Lucian Freud (1922-2011) was interested in the telling of truths. Always operating outside the main currents of 20th-century art, the esteemed portrait painter observed his subjects with the regimen and precision of a laboratory scientist. He recorded not only the blotches, bruises, and swellings of the living body, but also, beneath the flaws and folds of flesh, the microscopic details of what lies within: the sensation, the emotion, the intelligence, the bloom, and the inevitable, unstoppable decay.
Despite rejecting parallels between him and his renowned grandfather, the correlation between Lucian Freud's sitting process for portraiture and Sigmund Freud's psychotherapy sessions is a fascinating element to this figurative oeuvre. Despite the thickness of the impasto surfaces, Freud's portraits of subjects as varied as the Queen, Kate Moss, and an obese job center supervisor penetrate the physicality of the body with a direct and often disarming insight. The result is as much a psychological interrogation as it is an uneasy examination of the relationship between artist and model.
This book brings together some of Freud's most outstanding and unapologetic portraits, to introduce an artist widely considered one of the finest masters of the human form.

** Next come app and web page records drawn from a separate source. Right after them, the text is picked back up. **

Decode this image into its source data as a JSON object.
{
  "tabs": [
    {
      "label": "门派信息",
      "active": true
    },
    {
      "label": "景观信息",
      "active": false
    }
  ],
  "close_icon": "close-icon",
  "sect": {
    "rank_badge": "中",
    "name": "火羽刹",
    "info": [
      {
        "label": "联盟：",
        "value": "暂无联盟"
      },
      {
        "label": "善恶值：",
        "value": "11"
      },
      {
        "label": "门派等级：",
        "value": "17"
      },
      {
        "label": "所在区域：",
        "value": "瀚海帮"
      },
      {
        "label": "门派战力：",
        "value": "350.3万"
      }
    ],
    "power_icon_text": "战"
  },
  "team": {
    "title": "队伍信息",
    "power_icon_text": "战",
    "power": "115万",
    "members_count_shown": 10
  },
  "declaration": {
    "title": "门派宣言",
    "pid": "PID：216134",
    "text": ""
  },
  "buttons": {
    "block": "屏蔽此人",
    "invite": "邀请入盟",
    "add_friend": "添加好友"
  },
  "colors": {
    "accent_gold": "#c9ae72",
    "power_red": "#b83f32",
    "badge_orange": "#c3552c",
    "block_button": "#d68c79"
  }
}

Sebastian Smee is art critic at the Boston Globe. He was born and raised in Australia and lived in London between 2000 and 2004. He has contributed essays to several books on Lucian Freud, and his articles have been published in The Daily Telegraph, The Guardian and The Spectator.